Some readers will be disappointed that this book does not cover certain topics, and covers others only superficially. As a partial remedy I have provided an annotated list of suggested further readings at the back of the book. A number of references on particular topics are given in the text as well. Except when I have borrowed some data or an illustration, I have not included any references merely to give credit to the originators of an idea. I am utterly unqualified to determine who deserves credit in any case. The occasional historical comments in the text are grossly oversimplified, intended to tell how things could have happened, not necessarily how they did happen.

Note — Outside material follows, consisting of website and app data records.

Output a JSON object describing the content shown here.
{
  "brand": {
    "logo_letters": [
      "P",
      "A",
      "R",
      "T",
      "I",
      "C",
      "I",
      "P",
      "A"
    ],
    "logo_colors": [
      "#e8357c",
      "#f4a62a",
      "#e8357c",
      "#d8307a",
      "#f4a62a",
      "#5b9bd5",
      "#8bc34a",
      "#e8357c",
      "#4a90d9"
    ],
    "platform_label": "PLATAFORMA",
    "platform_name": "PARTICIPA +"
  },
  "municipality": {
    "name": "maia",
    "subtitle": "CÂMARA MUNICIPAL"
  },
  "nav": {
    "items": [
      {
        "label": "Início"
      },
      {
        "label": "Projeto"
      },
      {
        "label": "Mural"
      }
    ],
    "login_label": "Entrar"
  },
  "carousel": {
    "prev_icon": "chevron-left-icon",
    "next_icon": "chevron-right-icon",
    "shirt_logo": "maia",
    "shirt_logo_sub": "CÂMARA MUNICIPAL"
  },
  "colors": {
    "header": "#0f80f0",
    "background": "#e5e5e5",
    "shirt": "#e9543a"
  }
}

No textbook is ever truly finished as it goes to press, and this one is no exception. Fortunately, the World-Wide Web gives authors a chance to continually provide updates. For the foreseeable future, the web site for this book will be at http://physics.weber.edu/thermal/. There you will find a variety of further information including a list of errors and corrections, platform-specific hints on solving problems requiring a computer, and additional references and links. You'll also find my e-mail address, to which you are welcome to send questions, comments, and suggestions.
It is a pleasure to thank the many people who have contributed to this project.
First there are the brilliant teachers who helped me learn thermal physics: Philip Wojak, Tom Moore, Bruce Thomas, and Michael Peskin. Tom and Michael have continued to teach me on a regular basis to this day, and I am sincerely grateful for these ongoing collaborations. In teaching thermal physics myself, I have especially depended on the insightful textbooks of Charles Kittel, Herbert Kroemer, and Keith Stowe.
As this manuscript developed, several brave colleagues helped by testing it in the classroom: Chuck Adler, Joel Cannon, Brad Carroll, Phil Fraundorf, Joseph Ganem, David Lowe, Juan Rodriguez, and Daniel Wilkins. I am indebted to each of them, and to their students, for enduring the many inconveniences of an unfinished textbook. I owe special thanks to my own students from seven years of teaching thermal physics at Grinnell College and Weber State University. I'm tempted to list all their names here, but instead let me choose just three to represent them all: Shannon Corona, Dan Dolan, and Mike Shay, whose questions pushed me to develop new approaches to important parts of the material.
Others who generously took the time to read and comment on early drafts of the manuscript were Elise Albert, W. Ariyasinghe, Charles Ebner, Alexander Fetter, Harvey Gould, Ying-Cheng Lai, Tom Moore, Robert Pelcovits, Michael Peskin, Andrew Rutenberg, Daniel Styer, and Larry Tankersley. Farhang Amiri, Lee Badger, and Adolph Yonkee provided essential feedback on individual chapters, while Colin Inglefield, Daniel Pierce, Spencer Seager, and John Sohl provided expert assistance with specific technical issues. Karen Thurber drew the magician and rabbit for Figures 1.15, 5.1, and 5.8. I am grateful to all of these individuals, and to the dozens of others who have answered questions, pointed to references, and given permission to reproduce their work.
I thank the faculty, staff, and administration of Weber State University, for providing support in a multitude of forms, and especially for creating an environment in which textbook writing is valued and encouraged.
It has been a pleasure to work with my editorial team at Addison Wesley Longman, especially Sami Iwata, whose confidence in this project has always exceeded my own, and Joan Marsh and Lisa Weber, whose expert advice has improved the appearance of every page.
In the space where most authors thank their immediate families, I would like to thank my family of friends, especially Deb, Jock, John, Lyall, Satoko, and Suzanne. Their encouragement and patience have been unlimited.
July 6, 1999